RECORDS SHOWN
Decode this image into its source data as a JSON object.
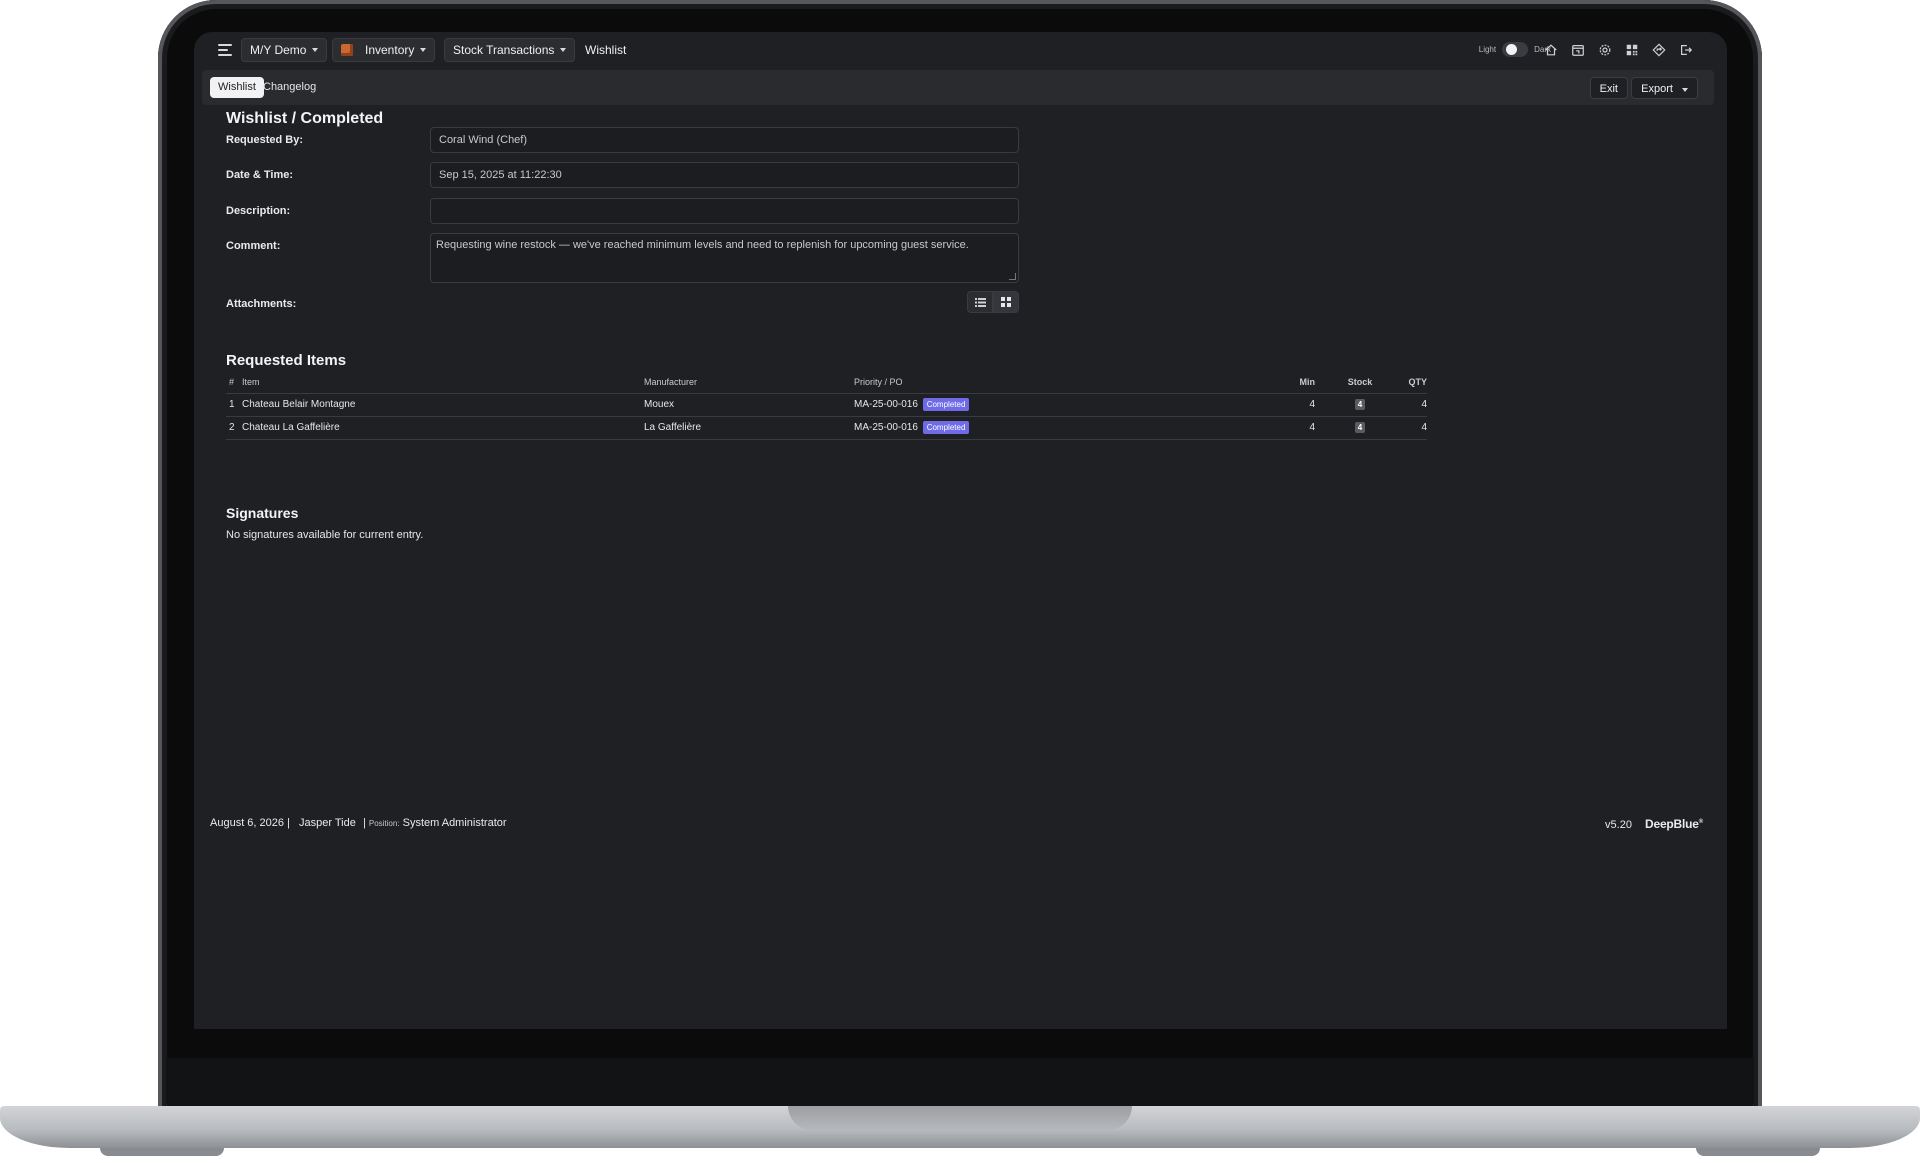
{
  "topnav": {
    "vessel": "M/Y Demo",
    "module": "Inventory",
    "section": "Stock Transactions",
    "page": "Wishlist",
    "theme_light": "Light",
    "theme_dark": "Dark"
  },
  "subbar": {
    "tabs": [
      "Wishlist",
      "Changelog"
    ],
    "exit_label": "Exit",
    "export_label": "Export"
  },
  "form": {
    "title": "Wishlist / Completed",
    "requested_by_label": "Requested By:",
    "requested_by_value": "Coral Wind (Chef)",
    "datetime_label": "Date & Time:",
    "datetime_value": "Sep 15, 2025 at 11:22:30",
    "description_label": "Description:",
    "description_value": "",
    "comment_label": "Comment:",
    "comment_value": "Requesting wine restock — we've reached minimum levels and need to replenish for upcoming guest service.",
    "attachments_label": "Attachments:"
  },
  "items": {
    "title": "Requested Items",
    "headers": [
      "#",
      "Item",
      "Manufacturer",
      "Priority / PO",
      "Min",
      "Stock",
      "QTY"
    ],
    "rows": [
      {
        "num": "1",
        "item": "Chateau Belair Montagne",
        "manufacturer": "Mouex",
        "po": "MA-25-00-016",
        "status": "Completed",
        "min": "4",
        "stock": "4",
        "qty": "4"
      },
      {
        "num": "2",
        "item": "Chateau La Gaffelière",
        "manufacturer": "La Gaffelière",
        "po": "MA-25-00-016",
        "status": "Completed",
        "min": "4",
        "stock": "4",
        "qty": "4"
      }
    ]
  },
  "signatures": {
    "title": "Signatures",
    "empty_text": "No signatures available for current entry."
  },
  "footer": {
    "date": "August 6, 2026",
    "user": "Jasper Tide",
    "position_label": "Position:",
    "position_value": "System Administrator",
    "version": "v5.20",
    "brand": "DeepBlue",
    "brand_mark": "®"
  },
  "colors": {
    "background": "#1f2024",
    "badge": "#6f6ae8",
    "accent_cube": "#c9692f"
  },
  "icons": [
    "menu-icon",
    "cube-icon",
    "home-icon",
    "calendar-icon",
    "gear-icon",
    "qr-icon",
    "diamond-arrow-icon",
    "logout-icon",
    "list-view-icon",
    "grid-view-icon"
  ]
}
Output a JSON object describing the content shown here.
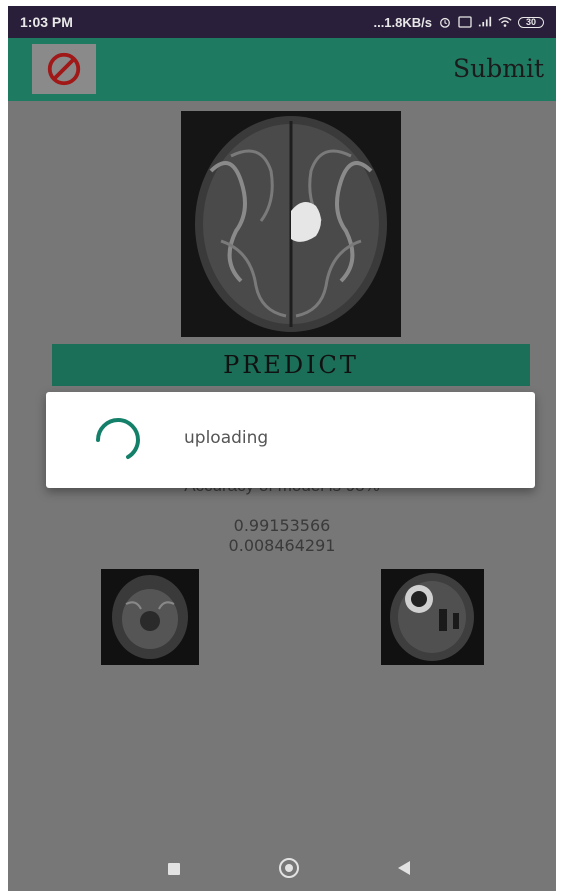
{
  "status_bar": {
    "time": "1:03 PM",
    "network_speed": "...1.8KB/s",
    "battery": "30",
    "icons": [
      "alarm-icon",
      "volte-icon",
      "signal-icon",
      "wifi-icon",
      "battery-icon"
    ]
  },
  "app_bar": {
    "left_icon": "prohibited-icon",
    "submit_label": "Submit",
    "colors": {
      "app_bar": "#1f7a62",
      "block_icon": "#a01818"
    }
  },
  "main": {
    "predict_label": "PREDICT",
    "accuracy_text": "Accuracy of model is 95%",
    "values": [
      "0.99153566",
      "0.008464291"
    ]
  },
  "dialog": {
    "message": "uploading",
    "spinner_color": "#14806a"
  },
  "nav": {
    "icons": [
      "recent-apps-icon",
      "home-icon",
      "back-icon"
    ]
  }
}
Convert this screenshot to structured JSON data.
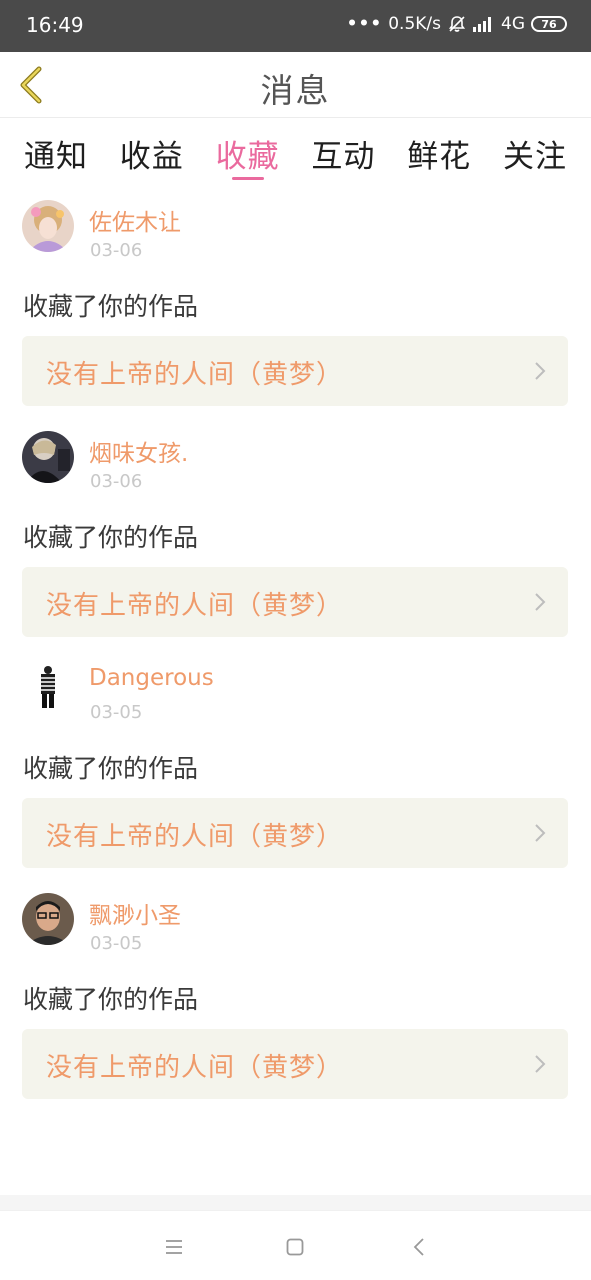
{
  "status_bar": {
    "time": "16:49",
    "network_speed": "0.5K/s",
    "network_type": "4G",
    "battery": "76"
  },
  "header": {
    "title": "消息"
  },
  "tabs": [
    {
      "label": "通知",
      "active": false
    },
    {
      "label": "收益",
      "active": false
    },
    {
      "label": "收藏",
      "active": true
    },
    {
      "label": "互动",
      "active": false
    },
    {
      "label": "鲜花",
      "active": false
    },
    {
      "label": "关注",
      "active": false
    }
  ],
  "messages": [
    {
      "username": "佐佐木让",
      "date": "03-06",
      "action": "收藏了你的作品",
      "work_title": "没有上帝的人间（黄梦）"
    },
    {
      "username": "烟味女孩.",
      "date": "03-06",
      "action": "收藏了你的作品",
      "work_title": "没有上帝的人间（黄梦）"
    },
    {
      "username": "Dangerous",
      "date": "03-05",
      "action": "收藏了你的作品",
      "work_title": "没有上帝的人间（黄梦）"
    },
    {
      "username": "飘渺小圣",
      "date": "03-05",
      "action": "收藏了你的作品",
      "work_title": "没有上帝的人间（黄梦）"
    }
  ],
  "colors": {
    "accent_pink": "#ea6a9e",
    "username_orange": "#ef9a6a",
    "status_bar_bg": "#4a4a4a"
  }
}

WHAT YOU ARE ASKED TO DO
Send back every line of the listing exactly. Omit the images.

ANSWER TO THIS EXERCISE
Decode this image into its source data as a JSON object.
{
  "topnav": {
    "vessel": "M/Y Demo",
    "module": "Inventory",
    "section": "Stock Transactions",
    "page": "Wishlist",
    "theme_light": "Light",
    "theme_dark": "Dark"
  },
  "subbar": {
    "tabs": [
      "Wishlist",
      "Changelog"
    ],
    "exit_label": "Exit",
    "export_label": "Export"
  },
  "form": {
    "title": "Wishlist / Completed",
    "requested_by_label": "Requested By:",
    "requested_by_value": "Coral Wind (Chef)",
    "datetime_label": "Date & Time:",
    "datetime_value": "Sep 15, 2025 at 11:22:30",
    "description_label": "Description:",
    "description_value": "",
    "comment_label": "Comment:",
    "comment_value": "Requesting wine restock — we've reached minimum levels and need to replenish for upcoming guest service.",
    "attachments_label": "Attachments:"
  },
  "items": {
    "title": "Requested Items",
    "headers": [
      "#",
      "Item",
      "Manufacturer",
      "Priority / PO",
      "Min",
      "Stock",
      "QTY"
    ],
    "rows": [
      {
        "num": "1",
        "item": "Chateau Belair Montagne",
        "manufacturer": "Mouex",
        "po": "MA-25-00-016",
        "status": "Completed",
        "min": "4",
        "stock": "4",
        "qty": "4"
      },
      {
        "num": "2",
        "item": "Chateau La Gaffelière",
        "manufacturer": "La Gaffelière",
        "po": "MA-25-00-016",
        "status": "Completed",
        "min": "4",
        "stock": "4",
        "qty": "4"
      }
    ]
  },
  "signatures": {
    "title": "Signatures",
    "empty_text": "No signatures available for current entry."
  },
  "footer": {
    "date": "August 6, 2026",
    "user": "Jasper Tide",
    "position_label": "Position:",
    "position_value": "System Administrator",
    "version": "v5.20",
    "brand": "DeepBlue",
    "brand_mark": "®"
  },
  "colors": {
    "background": "#1f2024",
    "badge": "#6f6ae8",
    "accent_cube": "#c9692f"
  },
  "icons": [
    "menu-icon",
    "cube-icon",
    "home-icon",
    "calendar-icon",
    "gear-icon",
    "qr-icon",
    "diamond-arrow-icon",
    "logout-icon",
    "list-view-icon",
    "grid-view-icon"
  ]
}
Output a JSON object describing the content shown here.
{
  "status_bar": {
    "time": "1:03 PM",
    "network_speed": "...1.8KB/s",
    "battery": "30",
    "icons": [
      "alarm-icon",
      "volte-icon",
      "signal-icon",
      "wifi-icon",
      "battery-icon"
    ]
  },
  "app_bar": {
    "left_icon": "prohibited-icon",
    "submit_label": "Submit",
    "colors": {
      "app_bar": "#1f7a62",
      "block_icon": "#a01818"
    }
  },
  "main": {
    "predict_label": "PREDICT",
    "accuracy_text": "Accuracy of model is 95%",
    "values": [
      "0.99153566",
      "0.008464291"
    ]
  },
  "dialog": {
    "message": "uploading",
    "spinner_color": "#14806a"
  },
  "nav": {
    "icons": [
      "recent-apps-icon",
      "home-icon",
      "back-icon"
    ]
  }
}
Convert this screenshot to structured JSON data.
{
  "status_bar": {
    "time": "16:49",
    "network_speed": "0.5K/s",
    "network_type": "4G",
    "battery": "76"
  },
  "header": {
    "title": "消息"
  },
  "tabs": [
    {
      "label": "通知",
      "active": false
    },
    {
      "label": "收益",
      "active": false
    },
    {
      "label": "收藏",
      "active": true
    },
    {
      "label": "互动",
      "active": false
    },
    {
      "label": "鲜花",
      "active": false
    },
    {
      "label": "关注",
      "active": false
    }
  ],
  "messages": [
    {
      "username": "佐佐木让",
      "date": "03-06",
      "action": "收藏了你的作品",
      "work_title": "没有上帝的人间（黄梦）"
    },
    {
      "username": "烟味女孩.",
      "date": "03-06",
      "action": "收藏了你的作品",
      "work_title": "没有上帝的人间（黄梦）"
    },
    {
      "username": "Dangerous",
      "date": "03-05",
      "action": "收藏了你的作品",
      "work_title": "没有上帝的人间（黄梦）"
    },
    {
      "username": "飘渺小圣",
      "date": "03-05",
      "action": "收藏了你的作品",
      "work_title": "没有上帝的人间（黄梦）"
    }
  ],
  "colors": {
    "accent_pink": "#ea6a9e",
    "username_orange": "#ef9a6a",
    "status_bar_bg": "#4a4a4a"
  }
}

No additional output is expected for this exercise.